If you’re anything like me, you might have spared a moment or two from focusing on the impeachment brouhaha to follow the horrific tragedy involving Amber Guyger, the white woman who shot her African American neighbor, Botham Jean, arguing that she mistook his flat for her own. And if you’re anything like me, you were probably surprised, and perhaps moved, to read about Jean’s brother, Brandt, who after Guyger’s conviction and sentence hugged her and expressed forgiveness.
And if you’ve spent any time online in the last day or two, you’ve seen that everyone whose brother was not murdered recently had Opinions about this. As NPR explained, it “sparked a debate.”
I’m in a rush to get a little bit more work done, so I’ll keep this short: There has been a lot of chatter from well-meaning, righteous folks, using all the correct Woke argot, about things we’ve already read in op-eds a thousand times: how forgiveness and restorative justice just give white people a reprieve because they reinforce racial hierarchies and excuse structural inequality yada yada yada. This sort of chatter, right here, is what I argue in both Yesterday’s Monsters
and in Progressive Punitivism
has been the ultimate paradigm in American criminal justice policy. It doesn’t matter if you’re a fierce punitive right winger or a fierce punitive progressive social justice crusader–you’ve spent decades marinating in a national animus that tells you that everything that is wrong in the world is criminal justice related and that harsh punishment is the only solution.

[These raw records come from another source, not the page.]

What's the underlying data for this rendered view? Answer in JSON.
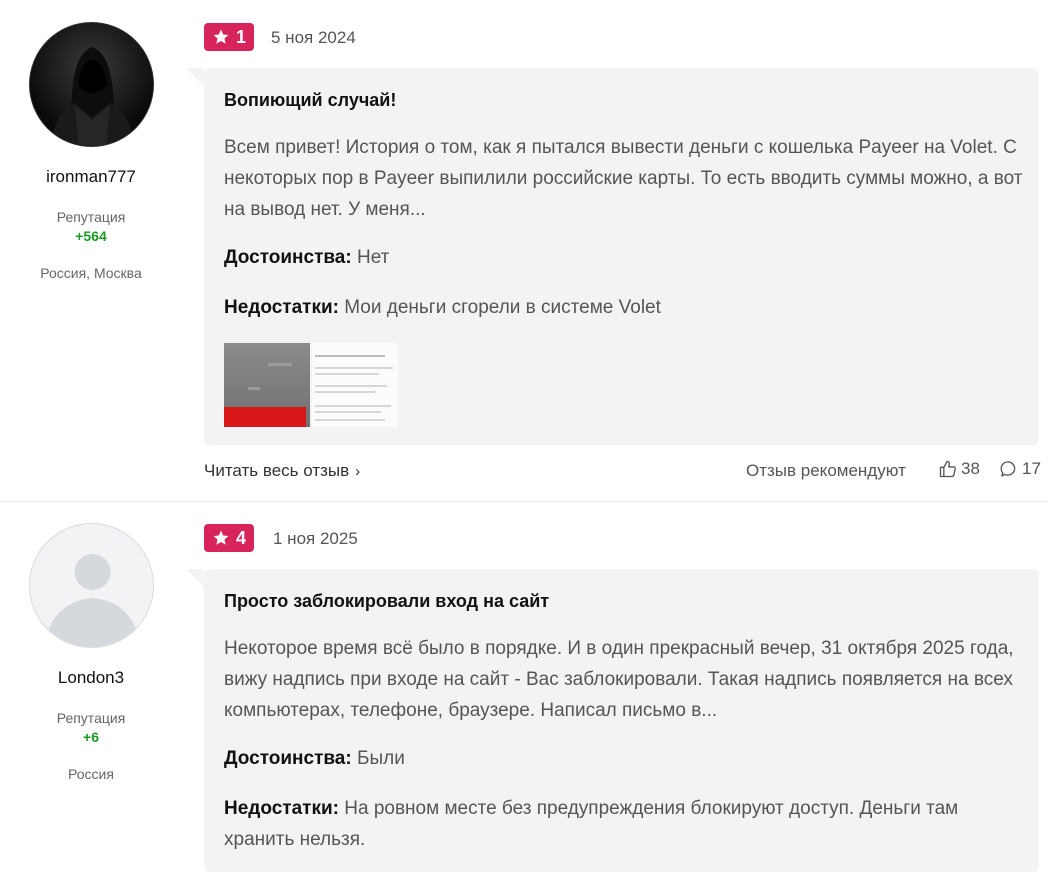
{
  "reviews": [
    {
      "author": "ironman777",
      "rep_label": "Репутация",
      "rep_value": "+564",
      "location": "Россия, Москва",
      "rating": "1",
      "date": "5 ноя 2024",
      "title": "Вопиющий случай!",
      "text": "Всем привет! История о том, как я пытался вывести деньги с кошелька Payeer на Volet. С некоторых пор в Payeer выпилили российские карты. То есть вводить суммы можно, а вот на вывод нет. У меня...",
      "pros_label": "Достоинства:",
      "pros": "Нет",
      "cons_label": "Недостатки:",
      "cons": "Мои деньги сгорели в системе Volet",
      "read_more": "Читать весь отзыв",
      "recommend": "Отзыв рекомендуют",
      "likes": "38",
      "comments": "17"
    },
    {
      "author": "London3",
      "rep_label": "Репутация",
      "rep_value": "+6",
      "location": "Россия",
      "rating": "4",
      "date": "1 ноя 2025",
      "title": "Просто заблокировали вход на сайт",
      "text": "Некоторое время всё было в порядке. И в один прекрасный вечер, 31 октября 2025 года, вижу надпись при входе на сайт - Вас заблокировали. Такая надпись появляется на всех компьютерах, телефоне, браузере. Написал письмо в...",
      "pros_label": "Достоинства:",
      "pros": "Были",
      "cons_label": "Недостатки:",
      "cons": "На ровном месте без предупреждения блокируют доступ. Деньги там хранить нельзя."
    }
  ],
  "colors": {
    "rating_badge": "#d7245a",
    "reputation": "#1a9a26",
    "card_bg": "#f3f3f5"
  },
  "icons": {
    "rating": "star-icon",
    "read_more": "chevron-right-icon",
    "likes": "thumbs-up-icon",
    "comments": "comment-icon"
  }
}
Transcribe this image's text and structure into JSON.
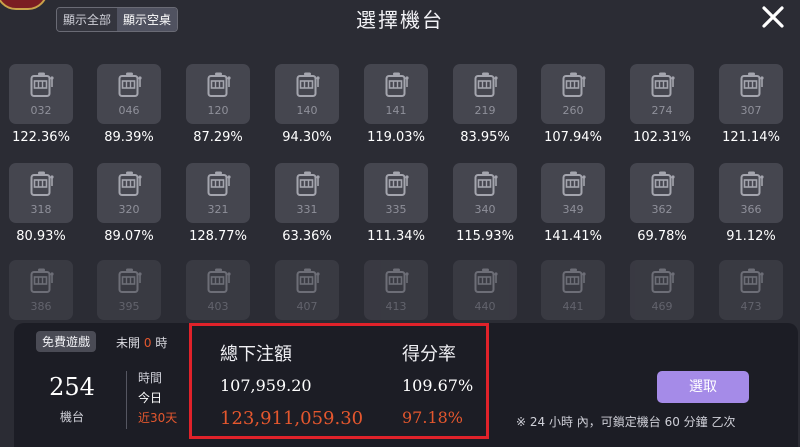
{
  "header": {
    "title": "選擇機台",
    "filters": [
      {
        "label": "顯示全部",
        "active": false
      },
      {
        "label": "顯示空桌",
        "active": true
      }
    ]
  },
  "machines": [
    {
      "id": "032",
      "rate": "122.36%"
    },
    {
      "id": "046",
      "rate": "89.39%"
    },
    {
      "id": "120",
      "rate": "87.29%"
    },
    {
      "id": "140",
      "rate": "94.30%"
    },
    {
      "id": "141",
      "rate": "119.03%"
    },
    {
      "id": "219",
      "rate": "83.95%"
    },
    {
      "id": "260",
      "rate": "107.94%"
    },
    {
      "id": "274",
      "rate": "102.31%"
    },
    {
      "id": "307",
      "rate": "121.14%"
    },
    {
      "id": "318",
      "rate": "80.93%"
    },
    {
      "id": "320",
      "rate": "89.07%"
    },
    {
      "id": "321",
      "rate": "128.77%"
    },
    {
      "id": "331",
      "rate": "63.36%"
    },
    {
      "id": "335",
      "rate": "111.34%"
    },
    {
      "id": "340",
      "rate": "115.93%"
    },
    {
      "id": "349",
      "rate": "141.41%"
    },
    {
      "id": "362",
      "rate": "69.78%"
    },
    {
      "id": "366",
      "rate": "91.12%"
    },
    {
      "id": "386",
      "rate": ""
    },
    {
      "id": "395",
      "rate": ""
    },
    {
      "id": "403",
      "rate": ""
    },
    {
      "id": "407",
      "rate": ""
    },
    {
      "id": "413",
      "rate": ""
    },
    {
      "id": "440",
      "rate": ""
    },
    {
      "id": "441",
      "rate": ""
    },
    {
      "id": "469",
      "rate": ""
    },
    {
      "id": "473",
      "rate": ""
    }
  ],
  "panel": {
    "free_game_label": "免費遊戲",
    "free_status_prefix": "未開",
    "free_status_count": "0",
    "free_status_suffix": "時",
    "machine_count": "254",
    "machine_count_label": "機台",
    "period_title": "時間",
    "period_today": "今日",
    "period_30": "近30天",
    "stats": {
      "bet_header": "總下注額",
      "rate_header": "得分率",
      "bet_today": "107,959.20",
      "rate_today": "109.67%",
      "bet_30": "123,911,059.30",
      "rate_30": "97.18%"
    },
    "select_label": "選取",
    "note": "※ 24 小時 內，可鎖定機台 60 分鐘 乙次"
  }
}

It is important to listen to victims. Very. It is important to have all the compassion in the world for victims. And at the same time, first and foremost, our obligation to victims is to help them not be just “victims” as soon as possible. What we are doing with the reification of this punitive perspective is reinforcing the notion that the only appropriate way to deal with social ills is to punish; that to forgive is weak and subservient; and that people should never move on from their own victimization–even if it’s healing TO THEM, even if it helps THEM, even if it is THEIR way of dealing with grief.
Which means that we’re all about listening to victims–but only if they sing the punitive tune we like to hear.
I would humbly suggest to all the self appointed social justice critics of Jean’s big heart that perhaps there isn’t only One Right Way to handle the murder of your sibling, and that perhaps the decent thing to do is to let people grieve and process in whatever way seems appropriate to them.
I would also suggest that critiquing someone’s admittedly uncommon way of handling his grief as if he doesn’t know what he’s doing is as paternalistic as the hierarchies the commentators supposedly condemn.